PROBLEM DETAILS:
Would you please return every line from the listing that contains the word "username"?
━━ DATA SUPPLIED
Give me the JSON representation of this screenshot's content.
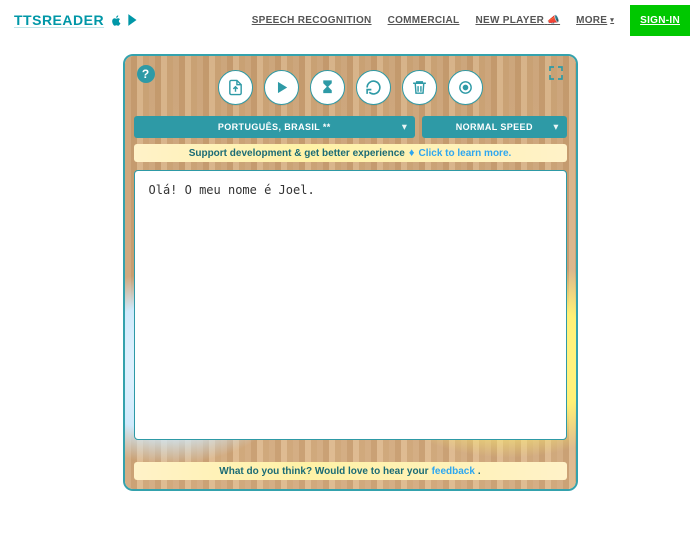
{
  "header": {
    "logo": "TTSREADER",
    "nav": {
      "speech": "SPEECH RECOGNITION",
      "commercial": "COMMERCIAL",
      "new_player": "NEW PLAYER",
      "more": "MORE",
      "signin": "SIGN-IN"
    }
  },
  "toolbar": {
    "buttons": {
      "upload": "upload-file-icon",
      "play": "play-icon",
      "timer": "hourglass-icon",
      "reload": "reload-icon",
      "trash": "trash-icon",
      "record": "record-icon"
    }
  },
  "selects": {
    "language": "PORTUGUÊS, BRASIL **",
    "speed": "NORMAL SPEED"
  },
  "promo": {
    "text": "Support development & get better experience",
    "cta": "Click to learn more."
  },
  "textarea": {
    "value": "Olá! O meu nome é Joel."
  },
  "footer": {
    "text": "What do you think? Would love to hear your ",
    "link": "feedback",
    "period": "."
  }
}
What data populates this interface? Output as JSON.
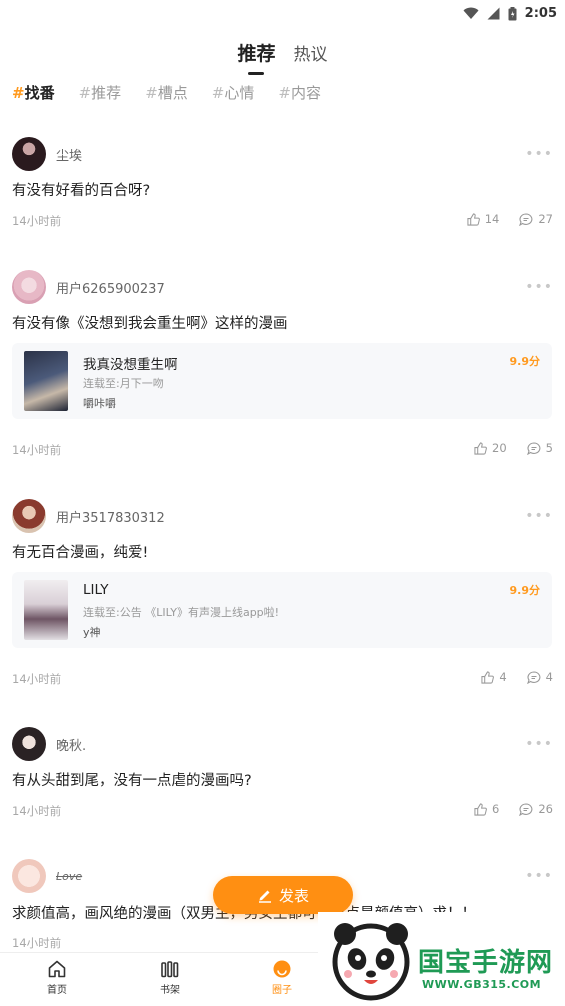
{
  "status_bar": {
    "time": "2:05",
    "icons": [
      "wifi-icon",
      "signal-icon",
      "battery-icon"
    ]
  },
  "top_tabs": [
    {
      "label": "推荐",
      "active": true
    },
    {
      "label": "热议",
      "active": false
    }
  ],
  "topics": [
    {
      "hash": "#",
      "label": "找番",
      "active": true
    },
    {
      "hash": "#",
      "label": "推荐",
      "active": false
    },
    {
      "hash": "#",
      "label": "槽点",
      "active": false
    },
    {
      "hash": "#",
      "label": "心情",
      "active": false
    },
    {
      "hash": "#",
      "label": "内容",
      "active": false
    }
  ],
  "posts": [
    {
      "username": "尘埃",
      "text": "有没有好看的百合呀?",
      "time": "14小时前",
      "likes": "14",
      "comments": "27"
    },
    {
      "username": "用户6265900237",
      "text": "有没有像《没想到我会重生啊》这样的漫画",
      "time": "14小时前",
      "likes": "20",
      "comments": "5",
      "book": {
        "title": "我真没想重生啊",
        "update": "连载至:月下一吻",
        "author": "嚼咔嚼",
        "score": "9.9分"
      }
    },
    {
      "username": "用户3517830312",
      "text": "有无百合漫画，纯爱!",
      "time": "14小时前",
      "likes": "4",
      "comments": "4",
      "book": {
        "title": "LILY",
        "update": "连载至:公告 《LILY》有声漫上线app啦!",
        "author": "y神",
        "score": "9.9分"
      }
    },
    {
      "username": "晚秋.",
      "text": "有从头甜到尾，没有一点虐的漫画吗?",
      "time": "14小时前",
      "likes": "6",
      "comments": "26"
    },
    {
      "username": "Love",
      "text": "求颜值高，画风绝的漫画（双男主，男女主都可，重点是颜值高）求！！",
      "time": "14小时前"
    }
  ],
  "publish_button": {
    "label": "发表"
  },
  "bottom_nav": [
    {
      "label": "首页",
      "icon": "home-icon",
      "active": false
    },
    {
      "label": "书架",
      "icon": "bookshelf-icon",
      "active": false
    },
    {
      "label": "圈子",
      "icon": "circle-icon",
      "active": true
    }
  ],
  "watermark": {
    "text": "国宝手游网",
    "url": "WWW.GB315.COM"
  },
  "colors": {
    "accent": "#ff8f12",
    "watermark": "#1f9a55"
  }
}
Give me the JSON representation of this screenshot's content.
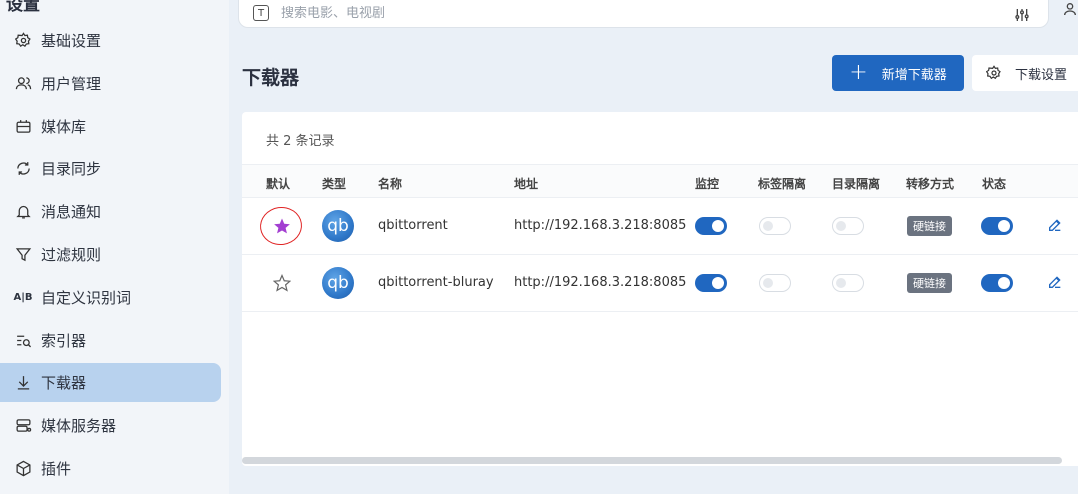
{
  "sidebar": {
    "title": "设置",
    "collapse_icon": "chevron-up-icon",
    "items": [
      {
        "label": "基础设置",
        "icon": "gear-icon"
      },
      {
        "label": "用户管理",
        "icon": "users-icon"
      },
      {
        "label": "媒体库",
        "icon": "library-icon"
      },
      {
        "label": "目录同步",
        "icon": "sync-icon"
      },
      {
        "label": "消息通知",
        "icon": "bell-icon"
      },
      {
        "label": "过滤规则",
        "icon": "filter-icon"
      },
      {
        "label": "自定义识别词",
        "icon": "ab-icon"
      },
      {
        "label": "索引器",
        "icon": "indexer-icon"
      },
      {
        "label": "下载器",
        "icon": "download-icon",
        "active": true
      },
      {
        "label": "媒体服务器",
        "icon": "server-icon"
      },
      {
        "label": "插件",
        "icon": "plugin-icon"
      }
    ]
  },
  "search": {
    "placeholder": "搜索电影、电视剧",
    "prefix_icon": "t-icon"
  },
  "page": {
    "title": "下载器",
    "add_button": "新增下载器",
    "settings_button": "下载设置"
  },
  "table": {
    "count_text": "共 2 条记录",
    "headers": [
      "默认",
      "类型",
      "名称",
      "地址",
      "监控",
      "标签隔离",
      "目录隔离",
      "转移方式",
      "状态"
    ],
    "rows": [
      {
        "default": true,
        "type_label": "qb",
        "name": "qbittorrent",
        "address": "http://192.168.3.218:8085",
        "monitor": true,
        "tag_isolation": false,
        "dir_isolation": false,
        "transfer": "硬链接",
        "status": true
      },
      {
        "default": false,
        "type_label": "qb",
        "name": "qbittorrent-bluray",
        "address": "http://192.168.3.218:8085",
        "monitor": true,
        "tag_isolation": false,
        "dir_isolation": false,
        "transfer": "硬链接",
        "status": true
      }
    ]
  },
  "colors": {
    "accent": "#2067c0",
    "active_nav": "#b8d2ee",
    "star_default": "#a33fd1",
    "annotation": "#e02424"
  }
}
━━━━
RESPONSE TO THIS TASK:
      "username": "尘埃",
      "username": "用户6265900237",
      "username": "用户3517830312",
      "username": "晚秋.",
      "username": "Love",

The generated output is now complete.